The conversation about the 8th and Main building is tame compared to the history of the corner. A man named Billy Fong cursed the ground after the Boise Redevelopment Agency bought the Eastman Building in the 1970s and evicted everyone in it. The building sat vacant until it burned in a suspicious fire in 1987.
After the fire, several plans to put a new building on the property fell through, including the proposed 25-story Boise Tower, which stalled soon after a pit was excavated for its foundation.
The Gardner Co. broke ground on the new 8th and Main building last July and is scheduled to officially open it in January.
Tenants have signed leases for most of the building's space. A parapet at the top of the building reaches 270 feet three feet higher than Idaho's second-tallest building, U.S. Bank Plaza on the other side of Main Street.
ORIGINS OF THE SPIRE
Talk of whether the 8th and Main building looks like a Mormon beacon began in earnest when crews built the 45-foot spire on top of the building.
Social media comments included "I'm surprised they don't have a gold-leafed Moroni up there," to "I wonder if Zion's Bank plans on putting a gold statue of Moroni on the top of this thing?" Those references were to the Mormon prophet who revealed the location of golden plates that Joseph Smith, the religion's founder, translated into scripture. Gold-colored statues of Moroni face east from the top of most LDS temples.
The spire wasn't part of the building's original plans. In 2011, Babcock submitted plans that envisioned a feature resembling the roof of a family home on top of the tower.
Brian Garrett, then a member of the Boise's Design Review Committee, didn't like the feature.
"It is inconsequential and honestly a little silly looking," Garrett said in November 2011, according to minutes of the meeting. "It seems to me that it is a little hat sitting on top of a building that is out of scale and doesn't really add anything to it."
Efforts to contact Garrett were unsuccessful.
Six months later, the spire was part of a new 8th and Main design. Babcock architect T.J. Winger said the change was in response to Garrett's wish for "a powerful element."
"We're being very sensitive to the comments we got from the chair and the committee last time we were here," Winger told the committee. "This reflects that and it helps pull that vertical emphasis back in."
WHAT'S THE BIG DEAL ANYWAY?
Many buildings have spires and don't elicit complaints about looking like Mormon structures. But those buildings aren't located in Idaho, a state where the church claims 410,000 members.

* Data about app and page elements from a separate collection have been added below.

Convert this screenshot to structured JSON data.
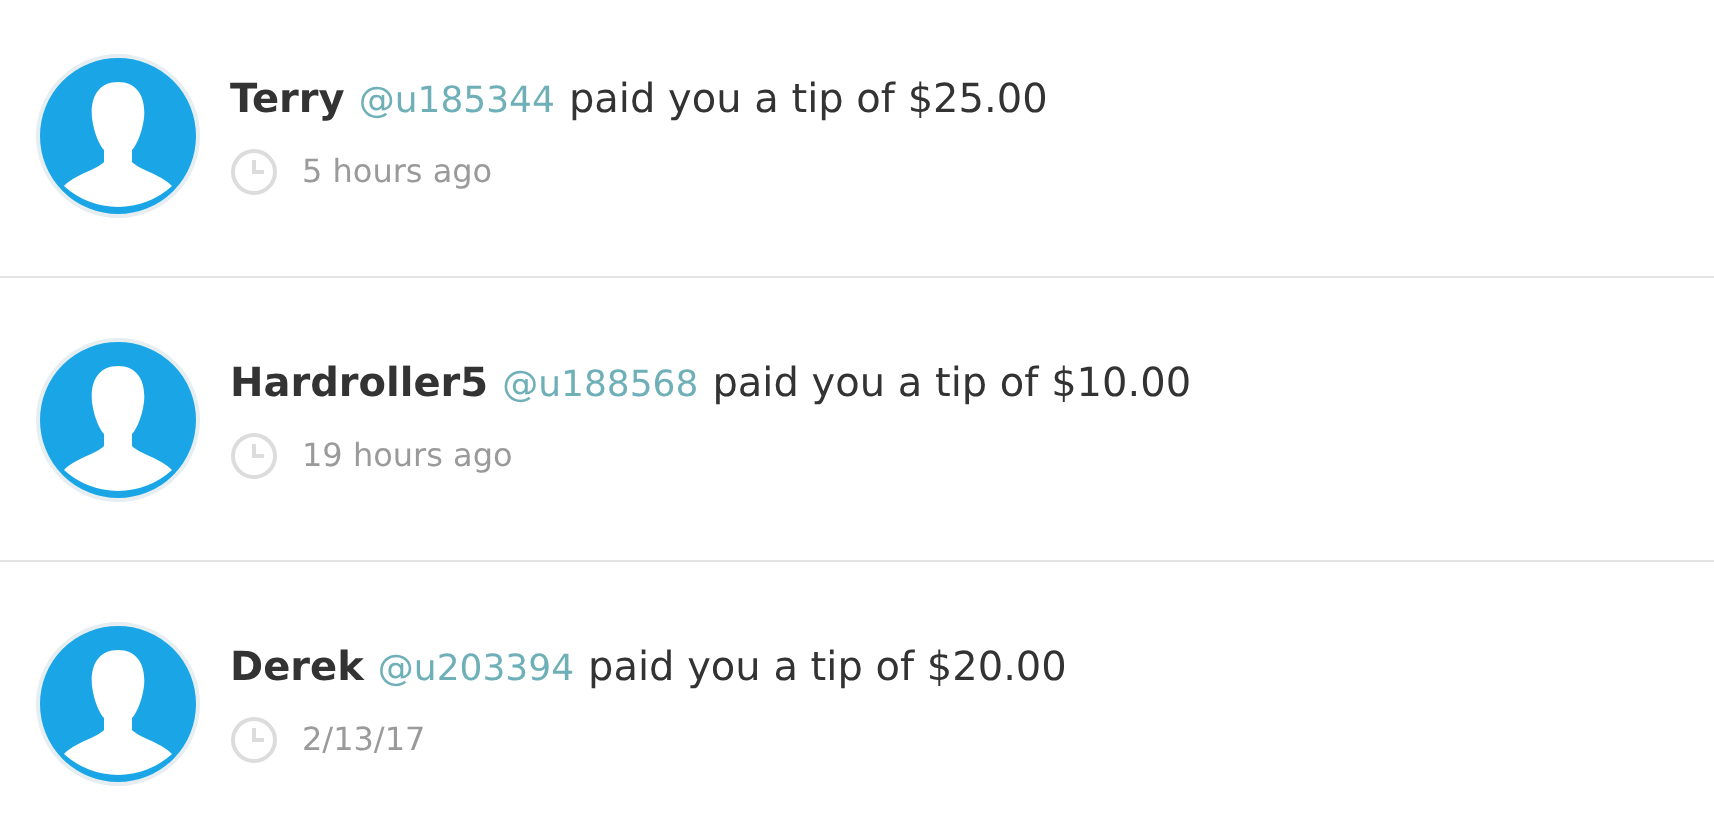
{
  "notifications": [
    {
      "name": "Terry",
      "handle": "@u185344",
      "message": "paid you a tip of $25.00",
      "time": "5 hours ago"
    },
    {
      "name": "Hardroller5",
      "handle": "@u188568",
      "message": "paid you a tip of $10.00",
      "time": "19 hours ago"
    },
    {
      "name": "Derek",
      "handle": "@u203394",
      "message": "paid you a tip of $20.00",
      "time": "2/13/17"
    }
  ]
}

"You might expect to hear it in Idaho or in northern Arizona or northern New Mexico, but you certainly wouldn't hear it in, say, Indiana," said Jan Shipps, who's writing a book about the history of Mormons since World War II. "It's just an area where a lot of Mormons live, so it might be a bias and it might be just, 'Gosh, isn't that interesting?' "
Ahlquist is a member of The Church of Jesus Christ of Latter-day Saints, as is the Gardner family.
Also, the top level of the 8th and Main building bears the name of Zions Bank, which financed the building and is its anchor tenant. Mormon patriarch Brigham Young incorporated Zions Bank in 1873, and the church held majority ownership of the bank until 1960. The church has no ownership stake today.
On the other hand, why should anyone care? It was a representative of Boise, not Babcock, Gardner or the church, who suggested a change to the building's original design. And, as city spokesman Adam Park pointed out, "There is no provision in city code to reject a design element simply because it is reminiscent of a style used by other institutions."
Park said city staff will review the spire once it's complete to make sure it conforms to the approved plan.
Ahlquist said comparisons to LDS temples and other buildings don't offend him.
"I understand that people have different perspectives and come from different points and different biases in their life and can have their own opinions about things," he said.
Sven Berg: 377-6275